From our archives, 100 years ago
A federal jury convicted Sam Pelican of manslaughter in the killing of Ed Louie, a Colville Indian.
Pelican “was apparently unmoved by the verdict, and, if anything relieved,” The Spokesman-Review reported. He was relieved, because if he had been convicted of first-degree murder, he could have faced the death penalty – despite the fact that the state of Washington had abolished the death penalty in 1913.
However, that didn’t matter in this case, because this was a federal trial. The crime took place on the Colville Reservation and capital punishment was still in effect for federal crimes. Washington would reinstate the death penalty in 1919.
Pelican testified that he had bludgeoned Louie to death, but only after Louie had pulled a knife and threatened to kill him.
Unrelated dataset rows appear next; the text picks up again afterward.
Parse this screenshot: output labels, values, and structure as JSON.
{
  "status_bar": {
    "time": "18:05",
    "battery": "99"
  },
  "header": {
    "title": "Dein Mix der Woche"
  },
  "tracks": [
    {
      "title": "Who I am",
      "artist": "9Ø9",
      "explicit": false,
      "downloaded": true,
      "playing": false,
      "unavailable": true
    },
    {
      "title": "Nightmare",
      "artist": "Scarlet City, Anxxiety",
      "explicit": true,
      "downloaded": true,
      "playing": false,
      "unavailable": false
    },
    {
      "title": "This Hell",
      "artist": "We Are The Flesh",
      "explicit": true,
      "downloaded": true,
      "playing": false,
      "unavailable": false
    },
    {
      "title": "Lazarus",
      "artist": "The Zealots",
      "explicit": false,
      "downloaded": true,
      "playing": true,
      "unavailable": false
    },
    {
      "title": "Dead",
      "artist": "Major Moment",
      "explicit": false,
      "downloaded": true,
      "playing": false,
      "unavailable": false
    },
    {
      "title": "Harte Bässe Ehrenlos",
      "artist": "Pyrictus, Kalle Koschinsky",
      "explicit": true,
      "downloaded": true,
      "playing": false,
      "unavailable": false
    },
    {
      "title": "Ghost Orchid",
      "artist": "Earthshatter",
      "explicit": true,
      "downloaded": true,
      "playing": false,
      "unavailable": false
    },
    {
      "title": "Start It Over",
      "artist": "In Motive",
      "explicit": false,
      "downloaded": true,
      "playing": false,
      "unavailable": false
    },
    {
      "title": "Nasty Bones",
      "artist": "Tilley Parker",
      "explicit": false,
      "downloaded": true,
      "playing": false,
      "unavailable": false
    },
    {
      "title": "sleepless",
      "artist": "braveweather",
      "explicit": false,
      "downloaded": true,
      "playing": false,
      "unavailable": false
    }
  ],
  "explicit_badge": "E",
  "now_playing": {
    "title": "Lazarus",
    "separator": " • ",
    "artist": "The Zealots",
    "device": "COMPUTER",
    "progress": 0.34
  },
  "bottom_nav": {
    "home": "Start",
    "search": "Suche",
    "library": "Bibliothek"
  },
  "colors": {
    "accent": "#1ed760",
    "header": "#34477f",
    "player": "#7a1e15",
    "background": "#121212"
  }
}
In the same trial, the jury acquitted Tony Ponterre because no evidence had been introduced to prove Ponterre had played an active part in the killing. He admitted he helped Pelican move the body. When Ponterre took the stand, he testified that Louie was drunk and quarrelsome and that he pulled a knife and challenged the two Italians to a fight. Ponterre was not off scot-free, however. He was immediately rearrested by immigration authorities who planned to deport him. They said he had “slipped in over the line from Canada.”